Active local clubs in the area are musical, singing, Lochaber Athletics Club famous for its hill runners and for hosting the Ben Nevis race every September, West Highland Wheelers including both summer time trials and winter mountain bike races, new Sailing Club facilities at Lochaber Yacht club which has members who both cruise and dinghy sail, and a Canoe Club who both river paddle and sea journey.

Just north of Fort William is Nevis Range a resort that hosts mountain biking and the world famous Downhill Cup course during the summer, and skiing and snowboarding in the winter.

Ben Nevis, the highest mountain in Britain, dominates the area. The mountain attracts many walkers and climbers, and the winter scene is famous around the world.

The ports of Mallaig and Oban are about one hour’s drive away. From here you can take ferries to the fantastic Western Isles, offering sea kayaking, climbing and walking venues of a unique nature.


Staff live in the local villages of Eskdale and Gosforth, or further afield within the Lake District National Park and travel in, making use of the staff accommodation whilst working. The local community is spread out across the valley and becomes a thriving tourist spot in the summer months.

Outside of work, there are opportunities to join the Wasdale Mountain Rescue team, West Cumbria Mountaineering Club and Copeland Canoe Club, as well as, a multitude of other clubs in the area from cricket teams to amateur dramatics societies, pilates and karate.

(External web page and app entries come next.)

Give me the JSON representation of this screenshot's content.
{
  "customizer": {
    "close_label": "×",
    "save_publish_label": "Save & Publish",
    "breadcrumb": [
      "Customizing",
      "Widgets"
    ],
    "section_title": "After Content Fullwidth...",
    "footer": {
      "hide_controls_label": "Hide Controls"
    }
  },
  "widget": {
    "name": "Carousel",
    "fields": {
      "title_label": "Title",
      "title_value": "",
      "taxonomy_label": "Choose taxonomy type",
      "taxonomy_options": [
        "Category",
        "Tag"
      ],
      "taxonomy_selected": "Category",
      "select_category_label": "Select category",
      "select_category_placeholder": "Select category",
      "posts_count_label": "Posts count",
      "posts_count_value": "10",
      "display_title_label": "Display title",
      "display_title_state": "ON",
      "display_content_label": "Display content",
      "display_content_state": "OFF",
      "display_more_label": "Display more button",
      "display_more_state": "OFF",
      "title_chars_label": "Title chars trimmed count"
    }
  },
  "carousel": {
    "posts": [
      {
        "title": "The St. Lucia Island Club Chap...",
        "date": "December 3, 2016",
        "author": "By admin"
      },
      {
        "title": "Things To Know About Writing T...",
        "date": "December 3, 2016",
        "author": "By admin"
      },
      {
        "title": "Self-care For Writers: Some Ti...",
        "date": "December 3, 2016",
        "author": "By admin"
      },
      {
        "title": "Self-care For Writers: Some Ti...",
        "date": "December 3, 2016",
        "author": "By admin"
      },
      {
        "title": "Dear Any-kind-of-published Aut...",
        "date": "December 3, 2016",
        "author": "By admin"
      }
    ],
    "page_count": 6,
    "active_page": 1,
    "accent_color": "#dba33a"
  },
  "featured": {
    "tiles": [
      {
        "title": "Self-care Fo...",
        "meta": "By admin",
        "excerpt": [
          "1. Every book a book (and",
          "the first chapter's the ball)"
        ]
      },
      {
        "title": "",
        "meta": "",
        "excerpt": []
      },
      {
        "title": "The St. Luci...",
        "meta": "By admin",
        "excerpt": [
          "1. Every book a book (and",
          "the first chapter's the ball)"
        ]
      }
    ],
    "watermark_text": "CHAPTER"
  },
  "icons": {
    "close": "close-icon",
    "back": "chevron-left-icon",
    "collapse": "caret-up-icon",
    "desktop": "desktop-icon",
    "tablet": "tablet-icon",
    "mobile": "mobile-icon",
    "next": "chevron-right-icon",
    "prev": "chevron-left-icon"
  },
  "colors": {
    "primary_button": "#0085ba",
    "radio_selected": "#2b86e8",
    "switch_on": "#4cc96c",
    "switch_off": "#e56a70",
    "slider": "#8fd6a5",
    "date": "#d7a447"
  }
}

Depending on the weather and seasons, as well as your personal preference, you can walk, bike and run on the fells and mountains; climb on anything from the high mountain crags on Scafell to Eskdale’s roadside granite outcrops; paddle the local lakes and rivers; or sail from one of the coastal ports.

The centre is situated in a quiet corner of the south western lakes, 60 minutes drive from the M6 and 15 minutes from Ravenglass train station. The Duddon and Wasdale valleys are just a short drive away, with Langdale and Ambleside a little further over the Hardknott and Wrynose passes. The coastal town of Whitehaven is within 30 minutes drive and has a range of shops, places to eat out and socialise.